In March 2021 a painting of an inmate escaping from Reading Gaol, appeared on the former prison . Entitled ‘Create Escape’, it depicts an inmate in the process breaking out by sliding down sheets of paper instead of traditional bed sheets tethered together and anchored at the end by a typewriter. The artist, who identity has never been identified, confirmed the work was his by a video on his website: https://www.banksy.co.uk/
The prison, closed since 2014, has been vacant since. Banksy’s involvement suggested he was backing the campaign to save the prison, according to Reading Borough Council. Who commented: “We are thrilled that Banksy appears to have thrown his support behind the council’s desire to transform the vacant Reading Gaol into a beacon of arts, heritage and culture with this piece of artwork he has aptly called Create Escape. Reading Gaol’s possible future incarnation as an arts or heritage centre, would make for a perfectly fitting continuum and nod to its past creative inmates, such Oscar Wilde.
“In 1895, Oscar Wilde (1854–1900) was found guilty of ‘acts of gross indecency with other male persons’ and sentenced to two years’ hard labour. He was sent first to Pentonville, then to Wandsworth and finally to Reading Gaol.”https://www.bl.uk/collection-items/the-ballad-of-reading-gaol-by-oscar-wilde#

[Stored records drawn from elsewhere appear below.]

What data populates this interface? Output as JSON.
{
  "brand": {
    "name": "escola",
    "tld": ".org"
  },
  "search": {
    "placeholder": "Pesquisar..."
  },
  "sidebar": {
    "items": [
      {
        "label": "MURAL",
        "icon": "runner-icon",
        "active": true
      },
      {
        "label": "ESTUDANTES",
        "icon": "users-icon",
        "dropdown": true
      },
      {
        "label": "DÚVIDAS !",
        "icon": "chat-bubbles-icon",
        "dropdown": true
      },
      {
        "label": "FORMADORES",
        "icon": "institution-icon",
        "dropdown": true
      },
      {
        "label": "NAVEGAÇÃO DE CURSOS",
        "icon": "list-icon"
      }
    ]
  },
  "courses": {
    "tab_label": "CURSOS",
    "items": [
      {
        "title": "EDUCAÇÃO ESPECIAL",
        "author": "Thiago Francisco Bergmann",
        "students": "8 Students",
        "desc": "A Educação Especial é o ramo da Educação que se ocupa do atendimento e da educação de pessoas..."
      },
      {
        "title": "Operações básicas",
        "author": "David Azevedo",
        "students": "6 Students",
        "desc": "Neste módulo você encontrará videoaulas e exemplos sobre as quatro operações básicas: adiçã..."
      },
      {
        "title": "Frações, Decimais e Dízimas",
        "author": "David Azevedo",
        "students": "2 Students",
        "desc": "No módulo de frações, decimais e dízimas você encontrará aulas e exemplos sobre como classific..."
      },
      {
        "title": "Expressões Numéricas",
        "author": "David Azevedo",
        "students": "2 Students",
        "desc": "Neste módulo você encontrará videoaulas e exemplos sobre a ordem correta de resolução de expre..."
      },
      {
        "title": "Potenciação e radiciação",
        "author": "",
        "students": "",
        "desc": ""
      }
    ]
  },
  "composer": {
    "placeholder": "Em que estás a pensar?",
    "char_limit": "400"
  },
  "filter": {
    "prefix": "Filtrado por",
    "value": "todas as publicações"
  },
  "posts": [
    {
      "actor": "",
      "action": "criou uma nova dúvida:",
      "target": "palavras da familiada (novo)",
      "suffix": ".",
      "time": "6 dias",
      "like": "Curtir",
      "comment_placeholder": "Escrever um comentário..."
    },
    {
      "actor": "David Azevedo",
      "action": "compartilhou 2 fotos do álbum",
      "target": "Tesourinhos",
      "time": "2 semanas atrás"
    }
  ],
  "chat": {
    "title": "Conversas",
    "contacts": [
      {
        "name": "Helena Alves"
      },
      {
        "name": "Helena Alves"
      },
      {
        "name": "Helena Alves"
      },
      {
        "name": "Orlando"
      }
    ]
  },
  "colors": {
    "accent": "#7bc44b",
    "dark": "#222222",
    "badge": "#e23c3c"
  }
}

After he was released in 1897 Oscar Wilde, made his way to France where he settled in Dieppe. It was there, that he penned his famous poem, The Ballad of Reading Gaol. It was there that he died in 1900 without ever returning to Ireland.
Poet and writer, Darrell Figgis was also an inmate at Reading Gaol. Incarcerated for his part in the Easter Rising, even though he was miles away at his writer’s refuge on Achill Island. As a person of interest to the authorities since his part in the Howth Gun Running of 1914, he was arrested under the Defense of the Realm Act 1914. He was taken to Castlebar Jail, from there transferred to Richmond Gaol in Dublin before been sent to Stafford Gaol and then on to Reading Gaol, where he remained until the end of 1916. During his incarceration in the many jails he produced poetry and his prison diary, The Chronicle of Jails. Like Oscar Wilde he too was struck by former inmate, Charles Thomas Wooldridge a trooper in the Royal Horse Guards, who hanged for the murder of his wife. Wilde wrote the Ballad of Reading Gaol which describes the hanging.
“It was an amazing sight. There were not merely flowers, a sight astonishing enough in itself; there was a prodigality of flowers. Then some of us remembered the cause. One of the graves unlocked the secret. It was marked with the letters C. T. W., and the date, 1896, to whom Oscar Wilde’s “Ballad of Reading Jail” had been inscribed, and in celebration of whose passing the poem had been penned.”A CHRONICLE OF JAILS 1918
Cardiff Times 06 April 1895
Figgis, Darrell, and William Murphy. A Chronicle of Jails. Dublin: University College Dublin Press, 2010.
Illustrated London News 17 February 1844